Failure gets a bad press. Considering that it’s endured by anyone who is successful, that it’s the only route to success. Witness the business ideas that didn’t take off…before the one that did. The rejection letters to (later) famous authors. The fabled gigs with seven in the audience of (later) bestselling bands.
The path of failure can also lead to the success we weren’t seeking. I’m no gardener, but I know from what people tell me that their beautiful flowerbeds are the result of months and years of carefully, faithfully tending them: in the hope of, but often without any immediate sight of success. Gardening is a work of trial and error; the growing process an act of faith, hope and love.
Our mistakes may tell us more than our successes even though, at the time, defeat is hard to accept. Who wants to feel like a failure? But dashed hopes, thwarted plans or mistaken calculations can be paradoxically illuminating. A counter-intuitive thought in a note from the biblical letter-writer Paul puts it like this” Power is made perfect in weakness.’
The story of scientific understanding is one of blind alleys and failed experiments, of reversing up dead-end streets to think again. ‘The entire scientific method,’ says astrophysicist Mario Livi, ‘is based on the notion that discovering what does not work is vital to learning what does.’
Every day is trial and error, which is how, when we reflect, we come to understand ourselves and learn to relate to each other.
‘I’ve always thought that schoolchildren should be marked by the number of failures that they’ve had,’ says James Dyson. ‘The child who tries strange things and experiences lots of failures to get there is probably more creative.’
‘Make interesting mistakes’, the writer Neil Gaiman told a class of graduating students. ‘Make amazing mistakes, make glorious and fantastic mistakes.
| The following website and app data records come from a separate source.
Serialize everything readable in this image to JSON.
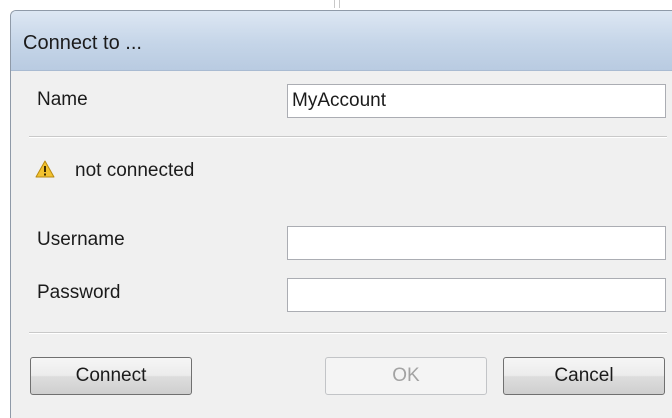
{
  "dialog": {
    "title": "Connect to ..."
  },
  "fields": {
    "name_label": "Name",
    "name_value": "MyAccount",
    "username_label": "Username",
    "username_value": "",
    "password_label": "Password",
    "password_value": ""
  },
  "status": {
    "icon": "warning-icon",
    "text": "not connected",
    "icon_color": "#f2c230"
  },
  "buttons": {
    "connect_label": "Connect",
    "ok_label": "OK",
    "ok_enabled": false,
    "cancel_label": "Cancel"
  }
}
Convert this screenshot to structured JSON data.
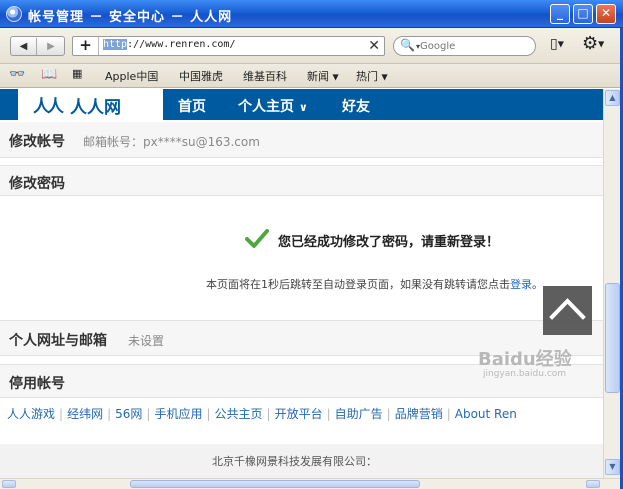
{
  "window": {
    "title": "帐号管理 － 安全中心 － 人人网",
    "minimize_label": "_",
    "maximize_label": "□",
    "close_label": "✕"
  },
  "toolbar": {
    "back_label": "◀",
    "forward_label": "▶",
    "add_label": "+",
    "url_highlight": "http",
    "url_rest": "://www.renren.com/",
    "clear_label": "✕",
    "search_placeholder": "Google",
    "search_icon": "search-icon",
    "page_icon": "page-icon",
    "gear_icon": "gear-icon"
  },
  "bookmarks": {
    "items": [
      "Apple中国",
      "中国雅虎",
      "维基百科",
      "新闻",
      "热门"
    ]
  },
  "site": {
    "logo_mark": "人人",
    "logo_name": "人人网",
    "nav": [
      "首页",
      "个人主页",
      "好友"
    ],
    "brand_color": "#005aa0"
  },
  "account": {
    "modify_account_label": "修改帐号",
    "email_info": "邮箱帐号：px****su@163.com",
    "modify_password_label": "修改密码",
    "success_message": "您已经成功修改了密码，请重新登录！",
    "redirect_text": "本页面将在1秒后跳转至自动登录页面，如果没有跳转请您点击",
    "login_link": "登录",
    "redirect_end": "。",
    "url_email_label": "个人网址与邮箱",
    "url_email_value": "未设置",
    "disable_label": "停用帐号"
  },
  "footer": {
    "links": [
      "人人游戏",
      "经纬网",
      "56网",
      "手机应用",
      "公共主页",
      "开放平台",
      "自助广告",
      "品牌营销",
      "About Ren"
    ],
    "company": "北京千橡网景科技发展有限公司："
  },
  "watermark": {
    "main": "Baidu经验",
    "sub": "jingyan.baidu.com"
  }
}
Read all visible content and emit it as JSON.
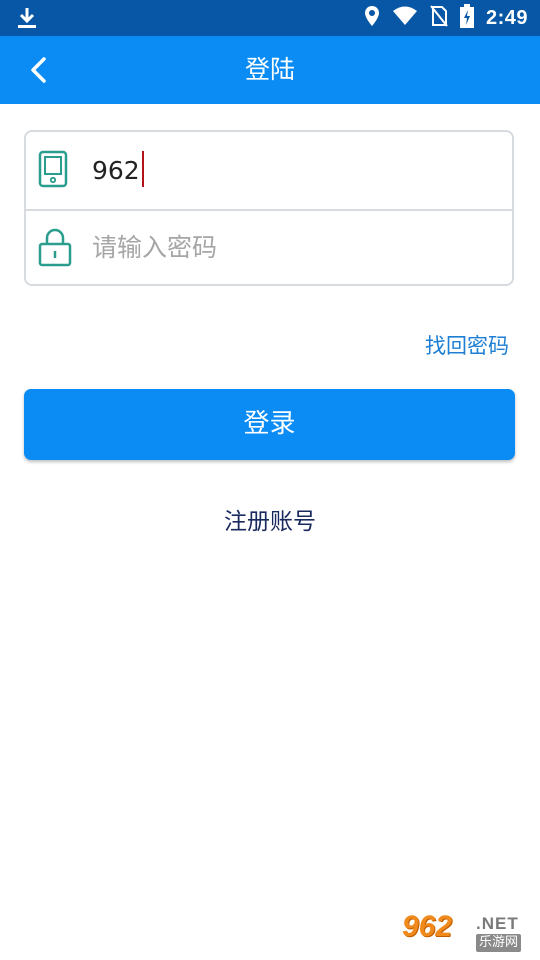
{
  "status_bar": {
    "time": "2:49",
    "icons": [
      "download-icon",
      "location-icon",
      "wifi-icon",
      "no-sim-icon",
      "battery-charging-icon"
    ]
  },
  "app_bar": {
    "title": "登陆",
    "back_icon": "chevron-left-icon"
  },
  "form": {
    "phone_value": "962",
    "phone_icon": "phone-icon",
    "password_placeholder": "请输入密码",
    "password_icon": "lock-icon"
  },
  "links": {
    "forgot_password": "找回密码",
    "register": "注册账号"
  },
  "login_button": {
    "label": "登录"
  },
  "watermark": {
    "brand": "962",
    "suffix": ".NET",
    "site_name": "乐游网"
  },
  "colors": {
    "status_bar": "#0757a6",
    "primary": "#0b8cf5",
    "link": "#1e7fd4",
    "register_text": "#1a2a5e",
    "icon_teal": "#2a9d8f",
    "caret": "#b3121a"
  }
}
Break rules. Leave the world more interesting for your being here.’
Every hesitant folly or bold failure helps us refine the experiment we call our life. ‘Ever tried. Ever failed,’ asked Samuel Beckett. ‘No matter. Try again. Fail again. Fail better.’
Revd John Davies, Priest in Charge. firstname.lastname@example.org 01524 805928. With thanks to Malcolm Doney and Martin Wroe for this reflection. Read more from John at bit.ly/johndavies-talks